State Capitol employees to be relocated for 18 months
Mayor Don Wesely today announced that a firm has been commissioned to study the redevelopment of the Old Federal Building on "P" Street between 10th and 11th streets. The Lincoln-Lancaster County Public Building Commission has agreed to participate in the study, which was commissioned by the city Urban Development Department and the Downtown Lincoln Association.
"The Old Federal Building has served as temporary office space for the courts, County and City Attorneys' offices and other local government agencies as the old county-city building underwent renovation," Mayor Wesely said. "As the new Justice and Law Enforcement Center begins to fill up, the Old Federal Building has more space available, and it's time to look at a permanent plan for the building."
The study by Leland Consulting Group of Denver, Colorado is expected to be completed by March of this year. The Public Building Commission voted last month to accept proposals for the purchase and redevelopment of the building after the study is completed.
In the meantime, about 35 state employees will temporarily relocate to the Old Federal Building.
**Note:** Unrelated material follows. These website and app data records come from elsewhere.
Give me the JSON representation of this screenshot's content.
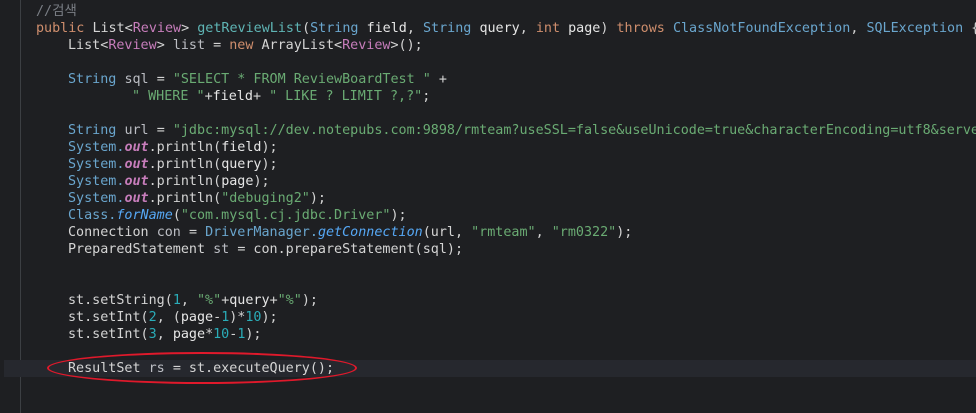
{
  "lines": [
    {
      "top": "3",
      "indent": "0",
      "tokens": [
        [
          "c-comment",
          "//검색"
        ]
      ]
    },
    {
      "top": "20",
      "indent": "0",
      "tokens": [
        [
          "c-kw",
          "public "
        ],
        [
          "c-plain",
          "List<"
        ],
        [
          "c-gen",
          "Review"
        ],
        [
          "c-plain",
          "> "
        ],
        [
          "c-method",
          "getReviewList"
        ],
        [
          "c-plain",
          "("
        ],
        [
          "c-type",
          "String "
        ],
        [
          "c-param",
          "field"
        ],
        [
          "c-plain",
          ", "
        ],
        [
          "c-type",
          "String "
        ],
        [
          "c-param",
          "query"
        ],
        [
          "c-plain",
          ", "
        ],
        [
          "c-kw",
          "int "
        ],
        [
          "c-param",
          "page"
        ],
        [
          "c-plain",
          ") "
        ],
        [
          "c-kw",
          "throws "
        ],
        [
          "c-type",
          "ClassNotFoundException"
        ],
        [
          "c-plain",
          ", "
        ],
        [
          "c-type",
          "SQLException "
        ],
        [
          "c-plain",
          "{"
        ]
      ]
    },
    {
      "top": "37",
      "indent": "1",
      "tokens": [
        [
          "c-plain",
          "List<"
        ],
        [
          "c-gen",
          "Review"
        ],
        [
          "c-plain",
          "> "
        ],
        [
          "c-var",
          "list "
        ],
        [
          "c-plain",
          "= "
        ],
        [
          "c-kw",
          "new "
        ],
        [
          "c-plain",
          "ArrayList<"
        ],
        [
          "c-gen",
          "Review"
        ],
        [
          "c-plain",
          ">();"
        ]
      ]
    },
    {
      "top": "71",
      "indent": "1",
      "tokens": [
        [
          "c-type",
          "String "
        ],
        [
          "c-var",
          "sql "
        ],
        [
          "c-plain",
          "= "
        ],
        [
          "c-str",
          "\"SELECT * FROM ReviewBoardTest \" "
        ],
        [
          "c-plain",
          "+"
        ]
      ]
    },
    {
      "top": "88",
      "indent": "2",
      "tokens": [
        [
          "c-str",
          "\" WHERE \""
        ],
        [
          "c-plain",
          "+"
        ],
        [
          "c-param",
          "field"
        ],
        [
          "c-plain",
          "+ "
        ],
        [
          "c-str",
          "\" LIKE ? LIMIT ?,?\""
        ],
        [
          "c-plain",
          ";"
        ]
      ]
    },
    {
      "top": "122",
      "indent": "1",
      "tokens": [
        [
          "c-type",
          "String "
        ],
        [
          "c-var",
          "url "
        ],
        [
          "c-plain",
          "= "
        ],
        [
          "c-str",
          "\"jdbc:mysql://dev.notepubs.com:9898/rmteam?useSSL=false&useUnicode=true&characterEncoding=utf8&server"
        ]
      ]
    },
    {
      "top": "139",
      "indent": "1",
      "tokens": [
        [
          "c-type",
          "System."
        ],
        [
          "c-field",
          "out"
        ],
        [
          "c-plain",
          ".println("
        ],
        [
          "c-param",
          "field"
        ],
        [
          "c-plain",
          ");"
        ]
      ]
    },
    {
      "top": "156",
      "indent": "1",
      "tokens": [
        [
          "c-type",
          "System."
        ],
        [
          "c-field",
          "out"
        ],
        [
          "c-plain",
          ".println("
        ],
        [
          "c-param",
          "query"
        ],
        [
          "c-plain",
          ");"
        ]
      ]
    },
    {
      "top": "173",
      "indent": "1",
      "tokens": [
        [
          "c-type",
          "System."
        ],
        [
          "c-field",
          "out"
        ],
        [
          "c-plain",
          ".println("
        ],
        [
          "c-param",
          "page"
        ],
        [
          "c-plain",
          ");"
        ]
      ]
    },
    {
      "top": "190",
      "indent": "1",
      "tokens": [
        [
          "c-type",
          "System."
        ],
        [
          "c-field",
          "out"
        ],
        [
          "c-plain",
          ".println("
        ],
        [
          "c-str",
          "\"debuging2\""
        ],
        [
          "c-plain",
          ");"
        ]
      ]
    },
    {
      "top": "207",
      "indent": "1",
      "tokens": [
        [
          "c-type",
          "Class."
        ],
        [
          "c-static",
          "forName"
        ],
        [
          "c-plain",
          "("
        ],
        [
          "c-str",
          "\"com.mysql.cj.jdbc.Driver\""
        ],
        [
          "c-plain",
          ");"
        ]
      ]
    },
    {
      "top": "224",
      "indent": "1",
      "tokens": [
        [
          "c-plain",
          "Connection "
        ],
        [
          "c-var",
          "con "
        ],
        [
          "c-plain",
          "= "
        ],
        [
          "c-type",
          "DriverManager."
        ],
        [
          "c-static",
          "getConnection"
        ],
        [
          "c-plain",
          "(url, "
        ],
        [
          "c-str",
          "\"rmteam\""
        ],
        [
          "c-plain",
          ", "
        ],
        [
          "c-str",
          "\"rm0322\""
        ],
        [
          "c-plain",
          ");"
        ]
      ]
    },
    {
      "top": "241",
      "indent": "1",
      "tokens": [
        [
          "c-plain",
          "PreparedStatement "
        ],
        [
          "c-var",
          "st "
        ],
        [
          "c-plain",
          "= con.prepareStatement(sql);"
        ]
      ]
    },
    {
      "top": "292",
      "indent": "1",
      "tokens": [
        [
          "c-plain",
          "st.setString("
        ],
        [
          "c-num",
          "1"
        ],
        [
          "c-plain",
          ", "
        ],
        [
          "c-str",
          "\"%\""
        ],
        [
          "c-plain",
          "+"
        ],
        [
          "c-param",
          "query"
        ],
        [
          "c-plain",
          "+"
        ],
        [
          "c-str",
          "\"%\""
        ],
        [
          "c-plain",
          ");"
        ]
      ]
    },
    {
      "top": "309",
      "indent": "1",
      "tokens": [
        [
          "c-plain",
          "st.setInt("
        ],
        [
          "c-num",
          "2"
        ],
        [
          "c-plain",
          ", ("
        ],
        [
          "c-param",
          "page"
        ],
        [
          "c-plain",
          "-"
        ],
        [
          "c-num",
          "1"
        ],
        [
          "c-plain",
          ")*"
        ],
        [
          "c-num",
          "10"
        ],
        [
          "c-plain",
          ");"
        ]
      ]
    },
    {
      "top": "326",
      "indent": "1",
      "tokens": [
        [
          "c-plain",
          "st.setInt("
        ],
        [
          "c-num",
          "3"
        ],
        [
          "c-plain",
          ", "
        ],
        [
          "c-param",
          "page"
        ],
        [
          "c-plain",
          "*"
        ],
        [
          "c-num",
          "10"
        ],
        [
          "c-plain",
          "-"
        ],
        [
          "c-num",
          "1"
        ],
        [
          "c-plain",
          ");"
        ]
      ]
    },
    {
      "top": "360",
      "indent": "1",
      "tokens": [
        [
          "c-plain",
          "ResultSet "
        ],
        [
          "c-var",
          "rs "
        ],
        [
          "c-plain",
          "= st.executeQuery();"
        ]
      ]
    }
  ]
}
They work in the tower part of the State Capitol and are moving because of the noise from the renovation process underway there. Employees on the sixth through thirteenth floors of the Capitol have been offered the option of relocating to the Old Federal Building, and they are expected to remain there about 18 months.
The Old Federal Building was built in four phases beginning in 1900. It was used as the post office and federal office space until the city purchased it in 1976. After the offices that are moving to the Justice and Law Enforcement Center have relocated, about 55 to 60 percent of the Old Federal Building will still be occupied by city and county departments. The state employees will take up to 35 percent of the remaining space.